> _WHAT THIS TASK INVOLVES_: Nothing in the data is to be left out; copy it exactly.

Component data from apps and pages
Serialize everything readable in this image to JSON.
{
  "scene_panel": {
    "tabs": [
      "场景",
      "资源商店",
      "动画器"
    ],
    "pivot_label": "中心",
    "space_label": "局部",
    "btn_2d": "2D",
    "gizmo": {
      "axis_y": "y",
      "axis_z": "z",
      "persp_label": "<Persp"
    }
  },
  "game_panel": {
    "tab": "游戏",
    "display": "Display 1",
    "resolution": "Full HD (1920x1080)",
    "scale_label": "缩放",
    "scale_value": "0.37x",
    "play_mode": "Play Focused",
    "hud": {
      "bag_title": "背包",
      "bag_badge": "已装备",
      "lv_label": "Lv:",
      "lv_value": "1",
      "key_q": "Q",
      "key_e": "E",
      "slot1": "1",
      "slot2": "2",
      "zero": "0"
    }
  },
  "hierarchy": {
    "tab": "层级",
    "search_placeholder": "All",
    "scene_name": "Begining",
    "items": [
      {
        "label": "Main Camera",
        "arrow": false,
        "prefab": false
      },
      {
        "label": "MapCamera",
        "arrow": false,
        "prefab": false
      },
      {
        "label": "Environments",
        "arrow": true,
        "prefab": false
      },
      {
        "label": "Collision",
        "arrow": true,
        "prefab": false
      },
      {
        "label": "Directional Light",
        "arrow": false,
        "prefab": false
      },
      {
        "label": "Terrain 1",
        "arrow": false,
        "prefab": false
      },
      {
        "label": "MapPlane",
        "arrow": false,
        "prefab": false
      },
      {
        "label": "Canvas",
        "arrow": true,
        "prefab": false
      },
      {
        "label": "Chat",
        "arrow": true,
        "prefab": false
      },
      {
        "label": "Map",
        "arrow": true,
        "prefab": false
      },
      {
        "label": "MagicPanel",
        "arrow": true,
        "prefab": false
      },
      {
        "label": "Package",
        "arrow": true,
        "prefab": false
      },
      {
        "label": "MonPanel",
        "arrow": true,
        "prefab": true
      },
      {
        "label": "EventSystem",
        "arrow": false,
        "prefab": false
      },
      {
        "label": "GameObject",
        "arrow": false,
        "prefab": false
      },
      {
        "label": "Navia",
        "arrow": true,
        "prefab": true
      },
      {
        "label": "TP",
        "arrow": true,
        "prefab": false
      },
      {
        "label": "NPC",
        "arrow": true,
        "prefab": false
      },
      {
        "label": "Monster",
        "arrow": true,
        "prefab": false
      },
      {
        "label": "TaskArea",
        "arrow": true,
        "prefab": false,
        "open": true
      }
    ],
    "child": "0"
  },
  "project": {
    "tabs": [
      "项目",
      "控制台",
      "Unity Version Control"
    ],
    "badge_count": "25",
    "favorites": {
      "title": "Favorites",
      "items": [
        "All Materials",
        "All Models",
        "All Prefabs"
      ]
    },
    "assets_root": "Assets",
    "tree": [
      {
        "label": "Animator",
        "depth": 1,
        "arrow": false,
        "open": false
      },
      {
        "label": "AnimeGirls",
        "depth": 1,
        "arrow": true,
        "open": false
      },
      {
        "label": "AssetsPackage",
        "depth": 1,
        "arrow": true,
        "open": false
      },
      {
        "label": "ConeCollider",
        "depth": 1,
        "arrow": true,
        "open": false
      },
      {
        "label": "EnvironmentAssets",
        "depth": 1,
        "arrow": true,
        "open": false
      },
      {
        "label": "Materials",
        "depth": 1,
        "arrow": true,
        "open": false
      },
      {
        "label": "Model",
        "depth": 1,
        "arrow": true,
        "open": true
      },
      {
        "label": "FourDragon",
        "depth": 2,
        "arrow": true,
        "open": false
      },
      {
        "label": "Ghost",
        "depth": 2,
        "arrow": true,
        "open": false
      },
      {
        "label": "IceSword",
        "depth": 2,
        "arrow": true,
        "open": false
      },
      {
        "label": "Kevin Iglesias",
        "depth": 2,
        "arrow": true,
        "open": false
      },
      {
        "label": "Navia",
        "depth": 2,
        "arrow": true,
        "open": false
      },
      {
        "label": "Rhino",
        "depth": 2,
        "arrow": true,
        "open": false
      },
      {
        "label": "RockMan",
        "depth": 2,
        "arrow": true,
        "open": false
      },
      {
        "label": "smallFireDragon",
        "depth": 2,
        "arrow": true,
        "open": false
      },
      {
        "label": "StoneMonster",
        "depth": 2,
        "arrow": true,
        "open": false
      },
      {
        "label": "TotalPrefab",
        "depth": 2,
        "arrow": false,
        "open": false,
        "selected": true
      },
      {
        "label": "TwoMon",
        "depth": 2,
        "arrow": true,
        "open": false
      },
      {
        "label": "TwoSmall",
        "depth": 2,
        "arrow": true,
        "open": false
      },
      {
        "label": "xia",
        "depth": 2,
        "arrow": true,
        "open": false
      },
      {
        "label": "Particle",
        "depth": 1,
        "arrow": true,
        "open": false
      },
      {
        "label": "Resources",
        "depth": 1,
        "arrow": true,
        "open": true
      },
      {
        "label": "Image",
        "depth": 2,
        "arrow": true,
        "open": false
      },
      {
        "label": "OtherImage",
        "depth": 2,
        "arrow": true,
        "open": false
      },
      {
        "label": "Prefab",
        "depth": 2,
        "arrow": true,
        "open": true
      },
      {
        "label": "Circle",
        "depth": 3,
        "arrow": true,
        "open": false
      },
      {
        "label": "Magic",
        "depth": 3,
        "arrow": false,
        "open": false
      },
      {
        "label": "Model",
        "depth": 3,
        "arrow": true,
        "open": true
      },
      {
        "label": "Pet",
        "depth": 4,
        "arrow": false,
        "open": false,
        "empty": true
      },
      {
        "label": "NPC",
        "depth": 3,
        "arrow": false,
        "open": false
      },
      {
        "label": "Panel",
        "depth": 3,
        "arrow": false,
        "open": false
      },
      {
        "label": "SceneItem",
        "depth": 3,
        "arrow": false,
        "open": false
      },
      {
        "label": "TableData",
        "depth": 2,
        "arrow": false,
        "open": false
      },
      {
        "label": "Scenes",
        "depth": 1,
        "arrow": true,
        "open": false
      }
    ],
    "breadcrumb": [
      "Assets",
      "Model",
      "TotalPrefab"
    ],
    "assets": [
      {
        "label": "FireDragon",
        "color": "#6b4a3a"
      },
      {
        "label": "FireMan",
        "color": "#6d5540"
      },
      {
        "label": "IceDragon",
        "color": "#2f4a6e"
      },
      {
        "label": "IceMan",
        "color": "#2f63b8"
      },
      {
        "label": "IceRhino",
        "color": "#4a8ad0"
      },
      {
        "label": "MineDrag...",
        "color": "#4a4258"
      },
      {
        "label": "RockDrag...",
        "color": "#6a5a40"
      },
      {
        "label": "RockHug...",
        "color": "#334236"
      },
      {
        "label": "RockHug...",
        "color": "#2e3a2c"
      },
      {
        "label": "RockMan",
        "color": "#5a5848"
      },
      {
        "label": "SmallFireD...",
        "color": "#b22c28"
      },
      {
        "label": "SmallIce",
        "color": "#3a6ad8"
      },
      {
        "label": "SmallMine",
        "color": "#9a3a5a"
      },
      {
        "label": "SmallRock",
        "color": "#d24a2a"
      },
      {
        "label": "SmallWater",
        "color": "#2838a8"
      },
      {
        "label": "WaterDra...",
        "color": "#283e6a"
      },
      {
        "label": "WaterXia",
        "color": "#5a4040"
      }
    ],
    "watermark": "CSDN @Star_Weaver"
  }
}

> _OUTPUT FOR THIS EXERCISE_:
Serialize everything readable in this image to JSON.
{
  "scene_panel": {
    "tabs": [
      "场景",
      "资源商店",
      "动画器"
    ],
    "pivot_label": "中心",
    "space_label": "局部",
    "btn_2d": "2D",
    "gizmo": {
      "axis_y": "y",
      "axis_z": "z",
      "persp_label": "<Persp"
    }
  },
  "game_panel": {
    "tab": "游戏",
    "display": "Display 1",
    "resolution": "Full HD (1920x1080)",
    "scale_label": "缩放",
    "scale_value": "0.37x",
    "play_mode": "Play Focused",
    "hud": {
      "bag_title": "背包",
      "bag_badge": "已装备",
      "lv_label": "Lv:",
      "lv_value": "1",
      "key_q": "Q",
      "key_e": "E",
      "slot1": "1",
      "slot2": "2",
      "zero": "0"
    }
  },
  "hierarchy": {
    "tab": "层级",
    "search_placeholder": "All",
    "scene_name": "Begining",
    "items": [
      {
        "label": "Main Camera",
        "arrow": false,
        "prefab": false
      },
      {
        "label": "MapCamera",
        "arrow": false,
        "prefab": false
      },
      {
        "label": "Environments",
        "arrow": true,
        "prefab": false
      },
      {
        "label": "Collision",
        "arrow": true,
        "prefab": false
      },
      {
        "label": "Directional Light",
        "arrow": false,
        "prefab": false
      },
      {
        "label": "Terrain 1",
        "arrow": false,
        "prefab": false
      },
      {
        "label": "MapPlane",
        "arrow": false,
        "prefab": false
      },
      {
        "label": "Canvas",
        "arrow": true,
        "prefab": false
      },
      {
        "label": "Chat",
        "arrow": true,
        "prefab": false
      },
      {
        "label": "Map",
        "arrow": true,
        "prefab": false
      },
      {
        "label": "MagicPanel",
        "arrow": true,
        "prefab": false
      },
      {
        "label": "Package",
        "arrow": true,
        "prefab": false
      },
      {
        "label": "MonPanel",
        "arrow": true,
        "prefab": true
      },
      {
        "label": "EventSystem",
        "arrow": false,
        "prefab": false
      },
      {
        "label": "GameObject",
        "arrow": false,
        "prefab": false
      },
      {
        "label": "Navia",
        "arrow": true,
        "prefab": true
      },
      {
        "label": "TP",
        "arrow": true,
        "prefab": false
      },
      {
        "label": "NPC",
        "arrow": true,
        "prefab": false
      },
      {
        "label": "Monster",
        "arrow": true,
        "prefab": false
      },
      {
        "label": "TaskArea",
        "arrow": true,
        "prefab": false,
        "open": true
      }
    ],
    "child": "0"
  },
  "project": {
    "tabs": [
      "项目",
      "控制台",
      "Unity Version Control"
    ],
    "badge_count": "25",
    "favorites": {
      "title": "Favorites",
      "items": [
        "All Materials",
        "All Models",
        "All Prefabs"
      ]
    },
    "assets_root": "Assets",
    "tree": [
      {
        "label": "Animator",
        "depth": 1,
        "arrow": false,
        "open": false
      },
      {
        "label": "AnimeGirls",
        "depth": 1,
        "arrow": true,
        "open": false
      },
      {
        "label": "AssetsPackage",
        "depth": 1,
        "arrow": true,
        "open": false
      },
      {
        "label": "ConeCollider",
        "depth": 1,
        "arrow": true,
        "open": false
      },
      {
        "label": "EnvironmentAssets",
        "depth": 1,
        "arrow": true,
        "open": false
      },
      {
        "label": "Materials",
        "depth": 1,
        "arrow": true,
        "open": false
      },
      {
        "label": "Model",
        "depth": 1,
        "arrow": true,
        "open": true
      },
      {
        "label": "FourDragon",
        "depth": 2,
        "arrow": true,
        "open": false
      },
      {
        "label": "Ghost",
        "depth": 2,
        "arrow": true,
        "open": false
      },
      {
        "label": "IceSword",
        "depth": 2,
        "arrow": true,
        "open": false
      },
      {
        "label": "Kevin Iglesias",
        "depth": 2,
        "arrow": true,
        "open": false
      },
      {
        "label": "Navia",
        "depth": 2,
        "arrow": true,
        "open": false
      },
      {
        "label": "Rhino",
        "depth": 2,
        "arrow": true,
        "open": false
      },
      {
        "label": "RockMan",
        "depth": 2,
        "arrow": true,
        "open": false
      },
      {
        "label": "smallFireDragon",
        "depth": 2,
        "arrow": true,
        "open": false
      },
      {
        "label": "StoneMonster",
        "depth": 2,
        "arrow": true,
        "open": false
      },
      {
        "label": "TotalPrefab",
        "depth": 2,
        "arrow": false,
        "open": false,
        "selected": true
      },
      {
        "label": "TwoMon",
        "depth": 2,
        "arrow": true,
        "open": false
      },
      {
        "label": "TwoSmall",
        "depth": 2,
        "arrow": true,
        "open": false
      },
      {
        "label": "xia",
        "depth": 2,
        "arrow": true,
        "open": false
      },
      {
        "label": "Particle",
        "depth": 1,
        "arrow": true,
        "open": false
      },
      {
        "label": "Resources",
        "depth": 1,
        "arrow": true,
        "open": true
      },
      {
        "label": "Image",
        "depth": 2,
        "arrow": true,
        "open": false
      },
      {
        "label": "OtherImage",
        "depth": 2,
        "arrow": true,
        "open": false
      },
      {
        "label": "Prefab",
        "depth": 2,
        "arrow": true,
        "open": true
      },
      {
        "label": "Circle",
        "depth": 3,
        "arrow": true,
        "open": false
      },
      {
        "label": "Magic",
        "depth": 3,
        "arrow": false,
        "open": false
      },
      {
        "label": "Model",
        "depth": 3,
        "arrow": true,
        "open": true
      },
      {
        "label": "Pet",
        "depth": 4,
        "arrow": false,
        "open": false,
        "empty": true
      },
      {
        "label": "NPC",
        "depth": 3,
        "arrow": false,
        "open": false
      },
      {
        "label": "Panel",
        "depth": 3,
        "arrow": false,
        "open": false
      },
      {
        "label": "SceneItem",
        "depth": 3,
        "arrow": false,
        "open": false
      },
      {
        "label": "TableData",
        "depth": 2,
        "arrow": false,
        "open": false
      },
      {
        "label": "Scenes",
        "depth": 1,
        "arrow": true,
        "open": false
      }
    ],
    "breadcrumb": [
      "Assets",
      "Model",
      "TotalPrefab"
    ],
    "assets": [
      {
        "label": "FireDragon",
        "color": "#6b4a3a"
      },
      {
        "label": "FireMan",
        "color": "#6d5540"
      },
      {
        "label": "IceDragon",
        "color": "#2f4a6e"
      },
      {
        "label": "IceMan",
        "color": "#2f63b8"
      },
      {
        "label": "IceRhino",
        "color": "#4a8ad0"
      },
      {
        "label": "MineDrag...",
        "color": "#4a4258"
      },
      {
        "label": "RockDrag...",
        "color": "#6a5a40"
      },
      {
        "label": "RockHug...",
        "color": "#334236"
      },
      {
        "label": "RockHug...",
        "color": "#2e3a2c"
      },
      {
        "label": "RockMan",
        "color": "#5a5848"
      },
      {
        "label": "SmallFireD...",
        "color": "#b22c28"
      },
      {
        "label": "SmallIce",
        "color": "#3a6ad8"
      },
      {
        "label": "SmallMine",
        "color": "#9a3a5a"
      },
      {
        "label": "SmallRock",
        "color": "#d24a2a"
      },
      {
        "label": "SmallWater",
        "color": "#2838a8"
      },
      {
        "label": "WaterDra...",
        "color": "#283e6a"
      },
      {
        "label": "WaterXia",
        "color": "#5a4040"
      }
    ],
    "watermark": "CSDN @Star_Weaver"
  }
}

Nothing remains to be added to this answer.